  • What is the state of research on empirical ecocriticism in Scandinavia? 
  • What kind of means or devices does Nordic environmental literature use in efforts to engage with readers? How does the current global and European situation resonate with themes in Nordic Cli-Fi and other literature?
  • What kinds of eco-emotions (or climate emotions) are depicted and dealt with in Nordic fiction and poetry? How do these emotions compare to those depicted in literature from other areas?
  • How can literature be used in practice to engage with eco-emotions in a constructive manner? (e.g. education, literature therapy)
  • What kind of imaginaries and narratives would be needed in practice in relation to global and regional crises? What is the role of literary depictions of utopias and dystopias about ecological futures in this regard?

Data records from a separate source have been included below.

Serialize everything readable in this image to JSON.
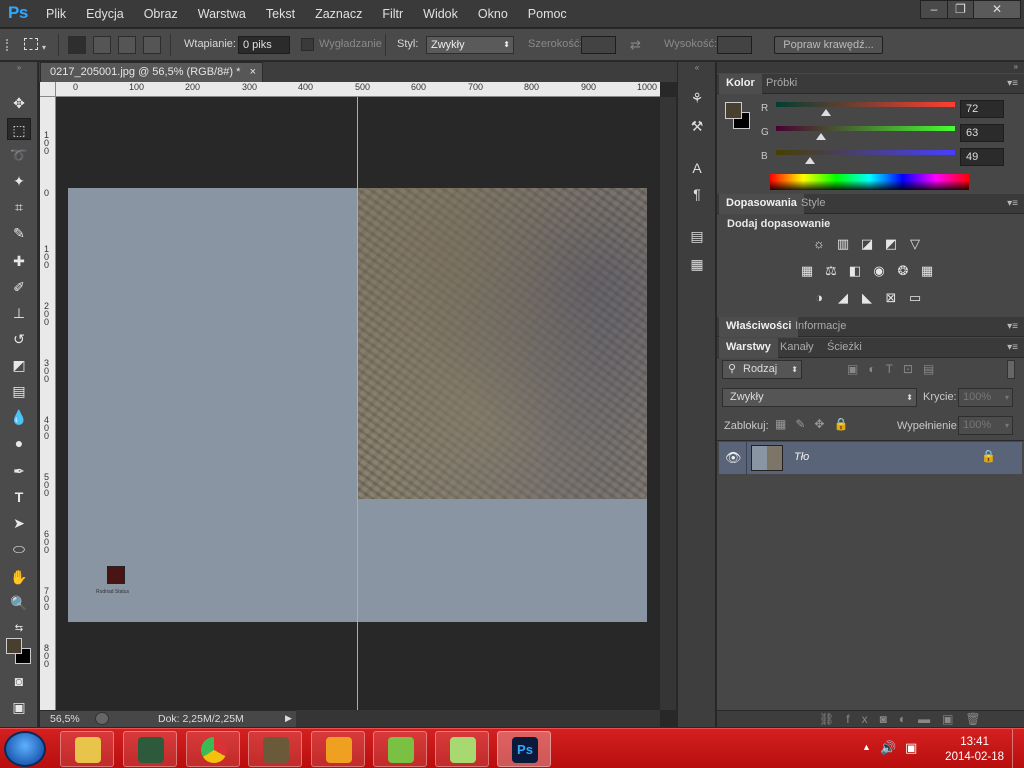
{
  "app": {
    "logo": "Ps",
    "menus": [
      "Plik",
      "Edycja",
      "Obraz",
      "Warstwa",
      "Tekst",
      "Zaznacz",
      "Filtr",
      "Widok",
      "Okno",
      "Pomoc"
    ],
    "window_buttons": [
      "–",
      "❐",
      "✕"
    ]
  },
  "options_bar": {
    "feather_label": "Wtapianie:",
    "feather_value": "0 piks",
    "antialias_label": "Wygładzanie",
    "style_label": "Styl:",
    "style_value": "Zwykły",
    "width_label": "Szerokość:",
    "height_label": "Wysokość:",
    "refine_edge_button": "Popraw krawędź..."
  },
  "document": {
    "tab_title": "0217_205001.jpg @ 56,5% (RGB/8#) *",
    "close_glyph": "×",
    "zoom": "56,5%",
    "doc_size": "Dok: 2,25M/2,25M",
    "logo_caption": "Rodriad Status"
  },
  "ruler": {
    "h_ticks": [
      "0",
      "100",
      "200",
      "300",
      "400",
      "500",
      "600",
      "700",
      "800",
      "900",
      "1000"
    ],
    "v_ticks": [
      "1 0 0",
      "0",
      "1 0 0",
      "2 0 0",
      "3 0 0",
      "4 0 0",
      "5 0 0",
      "6 0 0",
      "7 0 0",
      "8 0 0"
    ]
  },
  "color_panel": {
    "tabs": [
      "Kolor",
      "Próbki"
    ],
    "channels": [
      {
        "label": "R",
        "value": "72",
        "fraction": 0.28
      },
      {
        "label": "G",
        "value": "63",
        "fraction": 0.25
      },
      {
        "label": "B",
        "value": "49",
        "fraction": 0.19
      }
    ],
    "foreground_color": "#483f31",
    "background_color": "#000000"
  },
  "adjustments_panel": {
    "tabs": [
      "Dopasowania",
      "Style"
    ],
    "heading": "Dodaj dopasowanie",
    "icons_row1": [
      "brightness-icon",
      "levels-icon",
      "curves-icon",
      "exposure-icon",
      "vibrance-icon"
    ],
    "icons_row2": [
      "hue-saturation-icon",
      "color-balance-icon",
      "black-white-icon",
      "photo-filter-icon",
      "channel-mixer-icon",
      "color-lookup-icon"
    ],
    "icons_row3": [
      "invert-icon",
      "posterize-icon",
      "threshold-icon",
      "selective-color-icon",
      "gradient-map-icon"
    ]
  },
  "properties_tabs": [
    "Właściwości",
    "Informacje"
  ],
  "layers_panel": {
    "tabs": [
      "Warstwy",
      "Kanały",
      "Ścieżki"
    ],
    "filter_label": "Rodzaj",
    "blend_mode": "Zwykły",
    "opacity_label": "Krycie:",
    "opacity_value": "100%",
    "lock_label": "Zablokuj:",
    "fill_label": "Wypełnienie:",
    "fill_value": "100%",
    "layers": [
      {
        "name": "Tło",
        "visible": true,
        "locked": true
      }
    ]
  },
  "taskbar": {
    "time": "13:41",
    "date": "2014-02-18"
  }
}
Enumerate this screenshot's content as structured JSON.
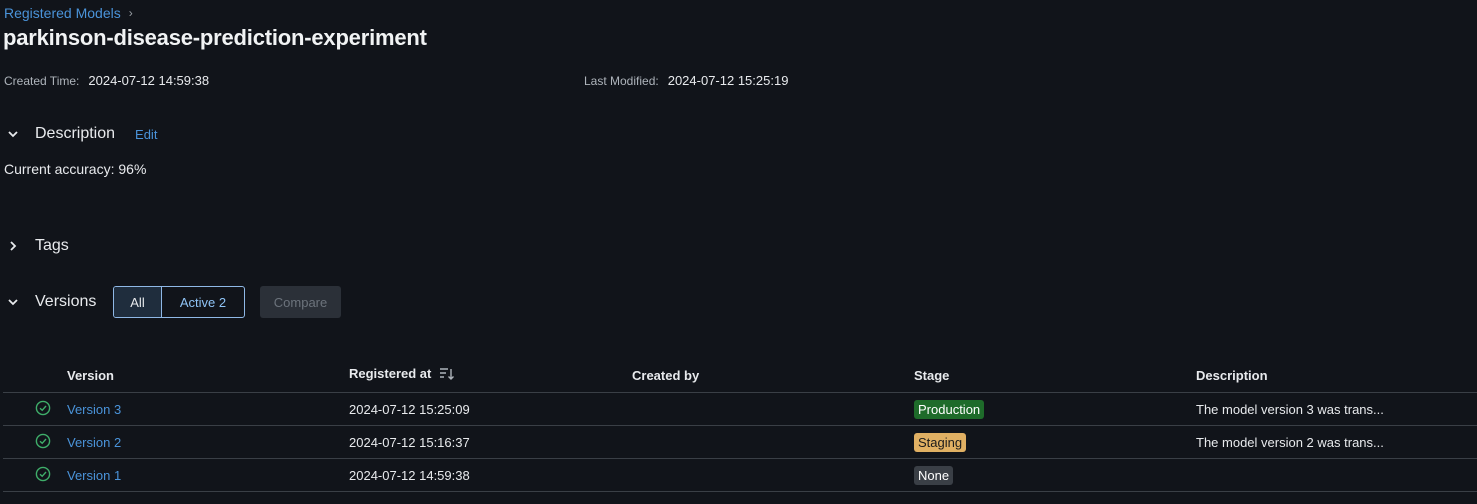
{
  "breadcrumb": {
    "label": "Registered Models",
    "separator": "›"
  },
  "model": {
    "name": "parkinson-disease-prediction-experiment"
  },
  "meta": {
    "created_label": "Created Time:",
    "created_value": "2024-07-12 14:59:38",
    "modified_label": "Last Modified:",
    "modified_value": "2024-07-12 15:25:19"
  },
  "description": {
    "heading": "Description",
    "edit_label": "Edit",
    "text": "Current accuracy: 96%"
  },
  "tags": {
    "heading": "Tags"
  },
  "versions": {
    "heading": "Versions",
    "filter_all": "All",
    "filter_active": "Active 2",
    "compare_label": "Compare",
    "columns": [
      "Version",
      "Registered at",
      "Created by",
      "Stage",
      "Description"
    ],
    "rows": [
      {
        "version": "Version 3",
        "registered_at": "2024-07-12 15:25:09",
        "created_by": "",
        "stage": "Production",
        "description": "The model version 3 was trans..."
      },
      {
        "version": "Version 2",
        "registered_at": "2024-07-12 15:16:37",
        "created_by": "",
        "stage": "Staging",
        "description": "The model version 2 was trans..."
      },
      {
        "version": "Version 1",
        "registered_at": "2024-07-12 14:59:38",
        "created_by": "",
        "stage": "None",
        "description": ""
      }
    ]
  },
  "colors": {
    "stage_production_bg": "#1e6b2a",
    "stage_production_fg": "#ffffff",
    "stage_staging_bg": "#e0b063",
    "stage_staging_fg": "#1b1b1b",
    "stage_none_bg": "#3a3f46",
    "stage_none_fg": "#ffffff",
    "status_ok": "#3fae6a"
  }
}
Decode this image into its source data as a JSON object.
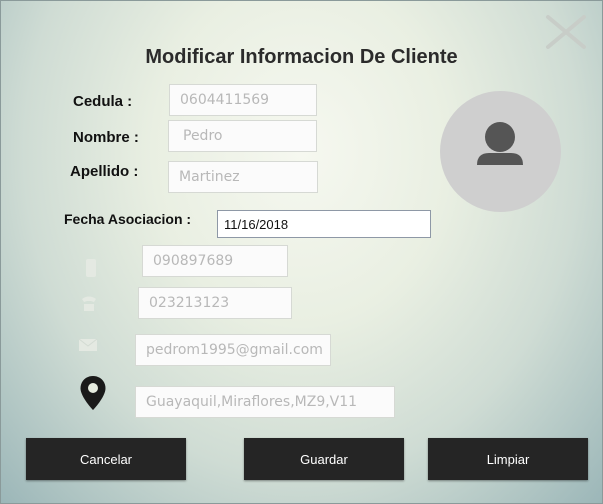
{
  "form": {
    "title": "Modificar Informacion De Cliente",
    "labels": {
      "cedula": "Cedula :",
      "nombre": "Nombre :",
      "apellido": "Apellido :",
      "fecha": "Fecha Asociacion :"
    },
    "values": {
      "cedula": "0604411569",
      "nombre": "Pedro",
      "apellido": "Martinez",
      "fecha": "11/16/2018",
      "celular": "090897689",
      "telefono": "023213123",
      "email": "pedrom1995@gmail.com",
      "direccion": "Guayaquil,Miraflores,MZ9,V11"
    },
    "icons": {
      "close": "close-icon",
      "avatar": "user-icon",
      "phone_mobile": "mobile-phone-icon",
      "phone": "phone-icon",
      "email": "envelope-icon",
      "address": "map-pin-icon"
    }
  },
  "buttons": {
    "cancel": "Cancelar",
    "save": "Guardar",
    "clear": "Limpiar"
  },
  "colors": {
    "button_bg": "#252525",
    "avatar_bg": "#cfcfcf",
    "avatar_fg": "#555555"
  }
}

The keynote speakers will approach related matters from both global and European perspectives. We are delighted to have two internationally recognized experts on empirical ecocriticism as our keynote speakers: Matthew Schneider-Mayerson and Wojciech Malecki (see the Keynote Speakers page). 

The heart of ENSCAN workshops has been the live communication and feeling of togetherness among the participants. This is why we aim for as strong on-site participation in Helsinki as possible, even while we recognize the ecological impact of conference travel and we endorse participants to offset their travel-related emissions. It is possible to follow the workshop online via Zoom, but the presentations by participants are asked to be given live in Helsinki. Thus, Enscan 2023 will be a hybrid workshop that will run both on-site and on-line.

Please send a proposal of roughly 300 words to enscan2023@helsinki.fi before 14th March. Please mention if you are planning co-operation with some other presenters who also have made a proposal. Standard presentations will be 15-20 minutes, followed by discussion, but we are open to creative suggestions (e.g. dialogues, creative artistic methods in an academic frame). Proposals will be evaluated by the workshop committee and decisions will be made before the end of March. Registration will then open on 1st April.


Overall, we welcome explorations of plant-human sympoeisis in fiction for children and young adults, as well as considerations of relationships and entanglements between plants and children or adolescents in texts produced for adults. We seek internationally diverse contributions, and encourage decolonizing and non-western perspectives. Topics addressed could include (but are not limited to):

  • Phyto-morphism in fiction (broadly defined) for children and young adults
  • Plants and the adolescent body in young adult fiction
  • Weeds in children’s and young adult literature
  • Representations of plant ‘children’, adolescents, and plant families
  • Plant relationships in ecobiography
  • Plant metaphors in different genres of children’s and YA fiction, and across media
  • Plant representation and -interaction in video games and interactive fictions for children and adolescents
  • Plant characters and plant language in children’s and YA fictions
  • The relationship between plants and child- and adolescent agency
  • Indigenous, postcolonial, and decolonising texts linking plants with children or young adults

We invite contributions in English and French. Please submit a 300-word abstract to the editors by January 15th 2023: Melanie Ruth Duckworth: melanie.duckworth@hiof.no, Lykke Guanio-Uluru: hagl@hvl.no , and Antonia Szabari: szabari@usc.edu.

See extended CFP for more details: https://ecozona.eu/announcement/view/325